LOS ANGELES, May 25 (UPI) -- Since James Cameron never made True Lies 2, FUBAR seemed like Arnold Schwarzenegger's chance. Unfortunately, the series, on Netflix on Friday, is a sad attempt to recapture blockbuster glory.
Luke (Schwarzenegger) is a CIA spy, who has kept his real job a secret from his family, just like in True Lies. On the verge of retirement, Luke discovers his daughter, Emma (Monica Barbaro), also has been a CIA agent.
This is blatantly reskinning True Lies with the thinnest of differences.
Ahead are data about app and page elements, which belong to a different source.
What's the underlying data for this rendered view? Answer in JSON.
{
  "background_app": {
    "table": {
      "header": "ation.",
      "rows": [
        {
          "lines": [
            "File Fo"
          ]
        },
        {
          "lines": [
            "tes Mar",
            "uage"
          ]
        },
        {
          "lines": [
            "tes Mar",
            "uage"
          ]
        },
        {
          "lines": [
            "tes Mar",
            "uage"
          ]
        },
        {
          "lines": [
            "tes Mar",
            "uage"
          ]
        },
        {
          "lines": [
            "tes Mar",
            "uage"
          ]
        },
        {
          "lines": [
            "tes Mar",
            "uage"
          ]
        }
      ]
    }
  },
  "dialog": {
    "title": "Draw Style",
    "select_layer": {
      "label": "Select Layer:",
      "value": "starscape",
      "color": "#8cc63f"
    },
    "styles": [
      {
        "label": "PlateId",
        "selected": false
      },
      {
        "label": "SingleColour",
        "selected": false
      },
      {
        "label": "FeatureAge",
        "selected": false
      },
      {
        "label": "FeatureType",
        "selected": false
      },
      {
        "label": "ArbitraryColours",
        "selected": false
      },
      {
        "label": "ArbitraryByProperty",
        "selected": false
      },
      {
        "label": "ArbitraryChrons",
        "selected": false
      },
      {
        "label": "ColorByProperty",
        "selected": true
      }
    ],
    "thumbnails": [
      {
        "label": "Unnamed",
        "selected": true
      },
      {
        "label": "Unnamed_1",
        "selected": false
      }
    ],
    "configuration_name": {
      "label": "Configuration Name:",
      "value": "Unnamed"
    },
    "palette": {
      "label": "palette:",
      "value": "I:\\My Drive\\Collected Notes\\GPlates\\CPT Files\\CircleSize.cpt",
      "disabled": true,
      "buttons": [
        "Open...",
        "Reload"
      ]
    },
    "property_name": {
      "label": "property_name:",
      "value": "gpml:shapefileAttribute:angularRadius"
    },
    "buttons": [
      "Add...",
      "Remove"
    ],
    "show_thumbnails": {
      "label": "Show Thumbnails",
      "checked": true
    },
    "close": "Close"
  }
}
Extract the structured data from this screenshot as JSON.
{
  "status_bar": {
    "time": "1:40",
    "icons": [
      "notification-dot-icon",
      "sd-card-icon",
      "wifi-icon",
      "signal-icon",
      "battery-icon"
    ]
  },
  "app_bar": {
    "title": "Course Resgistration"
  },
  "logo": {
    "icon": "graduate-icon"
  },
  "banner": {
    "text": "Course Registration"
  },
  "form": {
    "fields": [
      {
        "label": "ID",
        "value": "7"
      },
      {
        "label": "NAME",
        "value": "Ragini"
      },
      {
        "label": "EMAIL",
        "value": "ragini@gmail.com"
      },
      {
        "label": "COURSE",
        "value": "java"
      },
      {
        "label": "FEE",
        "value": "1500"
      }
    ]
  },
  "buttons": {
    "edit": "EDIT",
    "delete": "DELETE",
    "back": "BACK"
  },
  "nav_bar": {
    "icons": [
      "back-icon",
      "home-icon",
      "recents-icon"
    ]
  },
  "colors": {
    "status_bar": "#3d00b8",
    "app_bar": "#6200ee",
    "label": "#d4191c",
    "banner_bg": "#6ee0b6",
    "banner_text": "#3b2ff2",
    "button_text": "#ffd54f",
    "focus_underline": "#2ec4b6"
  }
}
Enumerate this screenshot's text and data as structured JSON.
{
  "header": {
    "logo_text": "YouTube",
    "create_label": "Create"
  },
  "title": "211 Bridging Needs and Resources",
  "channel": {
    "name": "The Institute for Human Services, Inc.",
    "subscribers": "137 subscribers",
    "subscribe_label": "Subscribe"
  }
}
Instead of his wife joining the spy action, it's his daughter.
But, CIA work did ruin Luke's marriage to Tally (Fabiana Udenio). Luke hopes he can win her back in retirement, but Tally already has moved on with a man who seems perfectly caring, so not a slimy used car salesman at least.
Luke already has grandchildren from his non CIA children, so the Brunner family is more expansive and blended than the nuclear family unit of True Lies. It doesn't add any depth to FUBAR, though.
FUBAR wants to be a comedic family action caper, too, only it's not written by James Cameron or based on a French comedy. Instead, FUBAR thinks it's cute that Luke is offended when Emma swears.
Really? A hardened CIA agent would draw the line at his daughter saying the F word? Also, this show is on Netflix. Swearing is part of the whole point.
There are legitimate conflicts between a father and daughter doing this job. Being precious about language undermines Luke both as a spy and a father. Parents know their adult children cuss. If they don't, it's not funny to see them infantilize grown-ups.
Schwarzenegger proved himself a skilled comedic actor with Twins and Kindergarten Cop, but it is embarrassing watching him be grossed out by Emma's vibrator. Needless to say, Luke's one-liners are a far cry from "I'll Be Back" or "It's not a tumor."
Obviously, Emma will have to go on a seduction mission that will make her dad uncomfortable. That premise has potential, but the joke that Luke actually expects his 28-year-old daughter to be virginal would be outdated in 1994, let alone 2023.
Having to talk about sex with your parents is a valid cringe-comedy situation, but pretending adults are oblivious that their children are functioning adults is beneath everyone involved in this show.
If that's not convincing enough about the subpar comedy in FUBAR, note that Luke also refers to a character named Dr. Pfeffer (Scott Thompson) as Dr. Pepper. You know, because that's a soda. Har har.
There is a funny visual where a henchman is cleaning up the remains of a bloody gunshot a few scenes after the ultraviolet scene. That's the only hint at genuine irreverence toward the action genre.
The action is utterly unacceptable. The whole point of Netflix overspending on shows was supposed to be so that it could compete with movies.
FUBAR only features a vehicular chase on an entirely straight path, a helicopter shooting into a crowd of bad guys who scatter and a heist that merely involves impersonating a firefighter.
No one's expecting Schwarzengger to do stunts. The lead actor wouldn't do the dangerous stunts in his heyday, either, but FUBAR boasts less action than the CBS remake of True Lies.
FUBAR had all the potential to give Schwarzenegger a new action-comedy vehicle as a streaming series. Unfortunately, it's as tired as lame generation gap comedies already were in the '80s.
Fred Topel, who attended film school at Ithaca College, is a UPI entertainment writer based in Los Angeles. He has been a professional film critic since 1999, a Rotten Tomatoes critic since 2001 a member of the Television Critics Association since 2012 and the Critics Choice Association since 2023. Read more of his work in Entertainment.